The Tampa Bay Lightning (43-21-6) will seek to close out their series against the New York Islanders (35-23-10) and advance to the Stanley Cup Finals. The series is 3-1 in Tampa’s favor. At the end of the regular season, the Lightning were second in the Atlantic Division with 92 points. They’ve only lost four games out of their seventeen games played so far in the bubble. The Islanders were fifth in the Metropolitan Division and had 80 points. They’ve played twenty games in the bubble, and they’ve dropped eight of them. The most recent game between these teams was on Sunday night. In that game, the Lightning would beat the Islanders with a final score of 4-1.
Lightning’s Quick Scoring Puts Them Within OneFor a moment, it looked as though Tampa was in a bit of trouble. Their lead on the series was in danger when they entered into game four after they dropped game three by a pair of goals. The Islanders had pulled themselves within one, and the Lightning needed something big to get them back on track. Luckily for them, that big thing came in the form of Brayden Point’s return. Point was absent during game three of the series after leaving in the final minutes of game two. He was listed as day-to-day with an undisclosed injury. In his return, though, he contributed both a goal and an assist. Point leads the Lightning with 25 points and 9 goals in the bubble. During the regular season, he was third on the team with 64 points, and had a plus/minus of 28, the best on the team. However, after getting tangled up in the third period, he would leave the game again. His status for game five is unknown.
The Lightning didn’t get their scoring started until past the halfway point of the game. But, they proved that Lightning can strike twice. The first goal of the game for Tampa was a game-tying goal from Blake Coleman at 11:42. His goal came just 15 seconds after the Islanders got their first and only goal of the game. A mere 12 seconds after Coleman’s goal, Ondrej Palat got the go-ahead goal. The three goals within 27 seconds was certainly a highlight of the game, but the Lightning weren’t done. They’d score two more times in the third period. One goal came from Brayden Point, and the other from Patrick Maroon. In goal for the Lightning was Andrei Vasilevskiy. He stopped 26 of 27 shots faced for a .963 save percentage.

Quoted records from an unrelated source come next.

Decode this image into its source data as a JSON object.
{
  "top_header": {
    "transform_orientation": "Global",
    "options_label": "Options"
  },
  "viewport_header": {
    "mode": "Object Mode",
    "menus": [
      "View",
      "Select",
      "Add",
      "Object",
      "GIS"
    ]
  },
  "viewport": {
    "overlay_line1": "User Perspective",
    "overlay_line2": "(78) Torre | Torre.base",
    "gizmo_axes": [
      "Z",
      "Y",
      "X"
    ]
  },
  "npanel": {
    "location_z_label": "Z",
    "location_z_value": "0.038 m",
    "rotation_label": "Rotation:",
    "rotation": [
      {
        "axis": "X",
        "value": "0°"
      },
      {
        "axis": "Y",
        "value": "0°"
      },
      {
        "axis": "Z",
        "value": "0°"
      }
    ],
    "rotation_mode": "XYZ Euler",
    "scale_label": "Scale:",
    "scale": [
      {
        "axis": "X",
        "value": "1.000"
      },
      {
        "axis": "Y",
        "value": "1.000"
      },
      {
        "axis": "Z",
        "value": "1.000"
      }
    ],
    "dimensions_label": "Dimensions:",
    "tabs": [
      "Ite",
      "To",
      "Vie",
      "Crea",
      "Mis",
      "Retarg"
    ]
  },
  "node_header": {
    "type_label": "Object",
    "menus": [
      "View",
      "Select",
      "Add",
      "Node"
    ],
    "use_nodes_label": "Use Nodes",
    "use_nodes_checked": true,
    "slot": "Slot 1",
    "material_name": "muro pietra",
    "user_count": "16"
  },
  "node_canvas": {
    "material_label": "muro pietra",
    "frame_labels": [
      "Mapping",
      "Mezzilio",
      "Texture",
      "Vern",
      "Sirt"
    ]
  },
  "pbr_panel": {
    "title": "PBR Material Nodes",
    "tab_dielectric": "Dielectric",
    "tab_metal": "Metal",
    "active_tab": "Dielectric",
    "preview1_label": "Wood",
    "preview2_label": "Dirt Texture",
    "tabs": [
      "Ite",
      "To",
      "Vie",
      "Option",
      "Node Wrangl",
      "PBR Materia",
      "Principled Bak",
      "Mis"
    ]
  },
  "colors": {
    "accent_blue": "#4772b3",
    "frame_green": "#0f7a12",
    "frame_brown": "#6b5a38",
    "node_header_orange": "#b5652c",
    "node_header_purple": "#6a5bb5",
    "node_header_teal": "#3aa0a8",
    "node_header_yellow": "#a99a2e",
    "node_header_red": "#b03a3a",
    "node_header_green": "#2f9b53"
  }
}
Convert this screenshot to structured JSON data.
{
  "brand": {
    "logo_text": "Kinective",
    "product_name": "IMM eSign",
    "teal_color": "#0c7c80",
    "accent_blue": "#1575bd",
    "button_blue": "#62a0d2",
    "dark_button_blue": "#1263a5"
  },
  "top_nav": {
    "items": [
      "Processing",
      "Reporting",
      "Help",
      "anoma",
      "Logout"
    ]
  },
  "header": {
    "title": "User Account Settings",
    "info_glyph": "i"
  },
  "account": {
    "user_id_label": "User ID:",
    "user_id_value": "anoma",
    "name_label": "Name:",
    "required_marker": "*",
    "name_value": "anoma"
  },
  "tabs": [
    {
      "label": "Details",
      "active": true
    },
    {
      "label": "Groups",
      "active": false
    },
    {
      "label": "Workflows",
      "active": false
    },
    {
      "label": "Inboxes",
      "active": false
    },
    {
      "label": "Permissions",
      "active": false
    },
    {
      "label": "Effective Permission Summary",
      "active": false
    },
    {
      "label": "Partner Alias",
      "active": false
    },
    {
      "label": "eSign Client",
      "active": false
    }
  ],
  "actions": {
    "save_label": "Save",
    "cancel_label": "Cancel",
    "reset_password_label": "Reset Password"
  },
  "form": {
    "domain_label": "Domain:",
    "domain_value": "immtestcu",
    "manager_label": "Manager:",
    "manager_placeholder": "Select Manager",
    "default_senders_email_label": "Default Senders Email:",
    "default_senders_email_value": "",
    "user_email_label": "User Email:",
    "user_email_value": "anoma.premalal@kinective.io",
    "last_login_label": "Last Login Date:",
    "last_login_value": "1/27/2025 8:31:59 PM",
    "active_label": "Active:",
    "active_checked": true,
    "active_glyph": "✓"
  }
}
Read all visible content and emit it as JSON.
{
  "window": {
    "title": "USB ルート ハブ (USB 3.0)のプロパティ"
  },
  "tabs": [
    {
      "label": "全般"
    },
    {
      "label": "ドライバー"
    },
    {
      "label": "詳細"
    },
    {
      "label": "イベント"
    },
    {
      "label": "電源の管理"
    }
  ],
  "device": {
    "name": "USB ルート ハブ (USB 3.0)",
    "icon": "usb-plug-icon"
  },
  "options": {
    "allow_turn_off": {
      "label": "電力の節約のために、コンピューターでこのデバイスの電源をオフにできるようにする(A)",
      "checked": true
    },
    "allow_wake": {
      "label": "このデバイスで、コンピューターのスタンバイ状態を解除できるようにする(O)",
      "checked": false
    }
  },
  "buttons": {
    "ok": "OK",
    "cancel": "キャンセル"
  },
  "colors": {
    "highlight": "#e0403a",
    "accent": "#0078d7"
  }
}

Islanders In Danger Of Bubble BanishmentThe Islanders face being knocked out before game seven for the first time. Before now, they’ve either steamrolled through their opponent, as was the case with both the Panthers in the qualifying round and the Capitals in round one, or fought to the very end, as was the case with the Flyers in round two. This is the first time the Islanders have made it to the Conference Finals since the 1992-93 season. Close to two decades have passed since then, and it seems as if history could repeat itself since they also lost that playoff series 4-1. The Isles haven’t made it to a cup final since 1984, where their four-year streak of winning the Cup came to a close.
In present times, the Islanders didn’t play a very strong game on Sunday night. They had an abysmal faceoff percentage, only being able to win 38.2% of the faceoffs taken. They ended up with nearly 10 fewer shots on goal than the Lightning. After being scored on twice in 12 seconds, it seems as if the Isles were just not able to rally. Their only goal of the game came from Brock Nelson. Nelson leads the Isles in the bubble with nine goals. He also led them during the regular season, notching 26 goals. Minding the net for the Islanders was Semyon Varlamov. It was his 17th start of the postseason, and his 18th game he’s played in. He’s made appearances in all but two of the Islanders’ games within the bubble. He stopped 32 of 35 shots, including 8 shorthanded saves and 2 powerplay saves, for a save percentage of .914.
- The Islanders are 6-10-2 when their opponent scores first on the road.
- The Islanders are 3-7-2 when tied after the first period on the road.
- The Lightning are 5-3 in one-goal games on the road.
- The Lightning are 11-2-2 when leading after the first period on the road.